Waikaka Primary School is among the first in the country to benefit from a $55 million school coal boiler replacement programme.
The government scheme funded the replacement of the school’s old coal boiler with a new more environmentally friendly wood pellet boiler.
Principal Bronwyn McCall said it was a cleaner way of heating the school.
“We’re burning clean energy… A couple times during the winter season we just need to empty the ashes out, but because it’s wood ash we can put it straight on our gardens so it means that we’re not producing waste and we can get rid of it in an environmentally friendly way.”
The whole process was automated and the boiler could even be controlled from her smartphone.
“It’s easier to look after. I don’t need a boiler person.
“That frees up some manpower hours.”
It would also kick in automatically if the school got too cold, which would be especially helpful during the school holidays to stop the pipes from bursting, she said.
When the school was running low on wood pellets, a notification would be sent to its supplier automatically and “more will just arrive”.
“To be able to get decent heat in the classroom during the winter time will also be really good,” Ms McCall said.
“For the last few years with the coal boiler we haven’t been able to get decent coal and that definitely makes a difference to the temperature in the classroom. If we can find decent coal, it’s at an increased price.”
The school did get quite cold at times and there were even afternoons when staff had needed to run the boiler, she said.
“We’re a little bit of a microclimate,” Ms McCall said.
“It’s a little bit different from Gore. We’re often a couple of degrees cooler in the wintertime.”
She was very happy her school had been selected for the programme.
The school had planned to replace the boiler anyway, and now the property money that had been put aside could be used on other projects.
Pukerau School was also selected for the programme and recently had its coal boiler replaced with a wood pellet boiler as well.
Ministry of Education infrastructure and digital leader Scott Evans said the two schools were chosen based on the condition of their old coal boilers.
“We are in the process of tendering for the replacement of coal boilers at other schools.”
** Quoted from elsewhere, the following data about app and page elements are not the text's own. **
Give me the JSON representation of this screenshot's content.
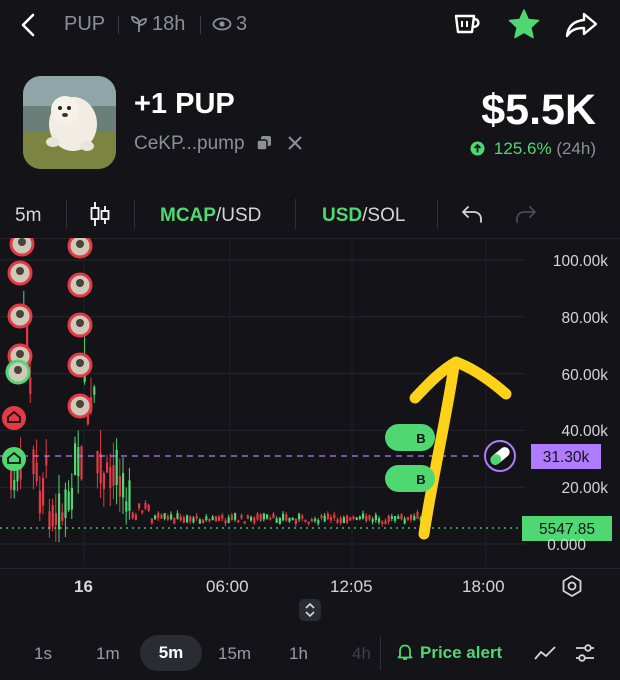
{
  "topbar": {
    "back_icon": "chevron-left-icon",
    "ticker": "PUP",
    "age": "18h",
    "watchers": "3",
    "colors": {
      "accent_green": "#4fd872"
    }
  },
  "token": {
    "name": "+1 PUP",
    "contract": "CeKP...pump",
    "market_cap": "$5.5K",
    "change_pct": "125.6%",
    "change_period": "(24h)"
  },
  "toolbar": {
    "interval": "5m",
    "mcap_label": "MCAP",
    "mcap_unit": "/USD",
    "usd_label": "USD",
    "sol_label": "/SOL"
  },
  "chart": {
    "y_ticks": [
      "100.00k",
      "80.00k",
      "60.00k",
      "40.00k",
      "20.00k",
      "0.000"
    ],
    "x_ticks": [
      "16",
      "06:00",
      "12:05",
      "18:00"
    ],
    "price_tag": "31.30k",
    "last_price": "5547.85",
    "buy_marker": "B"
  },
  "chart_data": {
    "type": "candlestick",
    "series": [
      {
        "name": "MCAP/USD"
      }
    ],
    "ylim": [
      0,
      110000
    ],
    "y_ticks": [
      0,
      20000,
      40000,
      60000,
      80000,
      100000
    ],
    "x_ticks": [
      "16",
      "06:00",
      "12:05",
      "18:00"
    ],
    "reference_lines": [
      31300,
      5547.85
    ],
    "grid": true
  },
  "bottom": {
    "timeframes": [
      "1s",
      "1m",
      "5m",
      "15m",
      "1h",
      "4h"
    ],
    "selected": "5m",
    "price_alert": "Price alert"
  }
}
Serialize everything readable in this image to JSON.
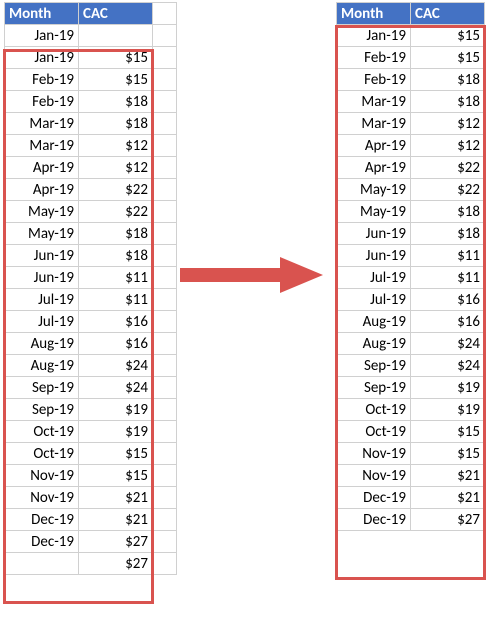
{
  "headers": {
    "month": "Month",
    "cac": "CAC"
  },
  "left_rows": [
    {
      "month": "Jan-19",
      "cac": ""
    },
    {
      "month": "Jan-19",
      "cac": "$15"
    },
    {
      "month": "Feb-19",
      "cac": "$15"
    },
    {
      "month": "Feb-19",
      "cac": "$18"
    },
    {
      "month": "Mar-19",
      "cac": "$18"
    },
    {
      "month": "Mar-19",
      "cac": "$12"
    },
    {
      "month": "Apr-19",
      "cac": "$12"
    },
    {
      "month": "Apr-19",
      "cac": "$22"
    },
    {
      "month": "May-19",
      "cac": "$22"
    },
    {
      "month": "May-19",
      "cac": "$18"
    },
    {
      "month": "Jun-19",
      "cac": "$18"
    },
    {
      "month": "Jun-19",
      "cac": "$11"
    },
    {
      "month": "Jul-19",
      "cac": "$11"
    },
    {
      "month": "Jul-19",
      "cac": "$16"
    },
    {
      "month": "Aug-19",
      "cac": "$16"
    },
    {
      "month": "Aug-19",
      "cac": "$24"
    },
    {
      "month": "Sep-19",
      "cac": "$24"
    },
    {
      "month": "Sep-19",
      "cac": "$19"
    },
    {
      "month": "Oct-19",
      "cac": "$19"
    },
    {
      "month": "Oct-19",
      "cac": "$15"
    },
    {
      "month": "Nov-19",
      "cac": "$15"
    },
    {
      "month": "Nov-19",
      "cac": "$21"
    },
    {
      "month": "Dec-19",
      "cac": "$21"
    },
    {
      "month": "Dec-19",
      "cac": "$27"
    },
    {
      "month": "",
      "cac": "$27"
    }
  ],
  "right_rows": [
    {
      "month": "Jan-19",
      "cac": "$15"
    },
    {
      "month": "Feb-19",
      "cac": "$15"
    },
    {
      "month": "Feb-19",
      "cac": "$18"
    },
    {
      "month": "Mar-19",
      "cac": "$18"
    },
    {
      "month": "Mar-19",
      "cac": "$12"
    },
    {
      "month": "Apr-19",
      "cac": "$12"
    },
    {
      "month": "Apr-19",
      "cac": "$22"
    },
    {
      "month": "May-19",
      "cac": "$22"
    },
    {
      "month": "May-19",
      "cac": "$18"
    },
    {
      "month": "Jun-19",
      "cac": "$18"
    },
    {
      "month": "Jun-19",
      "cac": "$11"
    },
    {
      "month": "Jul-19",
      "cac": "$11"
    },
    {
      "month": "Jul-19",
      "cac": "$16"
    },
    {
      "month": "Aug-19",
      "cac": "$16"
    },
    {
      "month": "Aug-19",
      "cac": "$24"
    },
    {
      "month": "Sep-19",
      "cac": "$24"
    },
    {
      "month": "Sep-19",
      "cac": "$19"
    },
    {
      "month": "Oct-19",
      "cac": "$19"
    },
    {
      "month": "Oct-19",
      "cac": "$15"
    },
    {
      "month": "Nov-19",
      "cac": "$15"
    },
    {
      "month": "Nov-19",
      "cac": "$21"
    },
    {
      "month": "Dec-19",
      "cac": "$21"
    },
    {
      "month": "Dec-19",
      "cac": "$27"
    }
  ],
  "colors": {
    "header_bg": "#4472C4",
    "outline": "#d9534f"
  }
}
The ministry hoped to have 93 coal boilers at 83 schools replaced with low-carbon alternatives by July next year, and the plan was to phase out all remaining school coal boilers by 2025.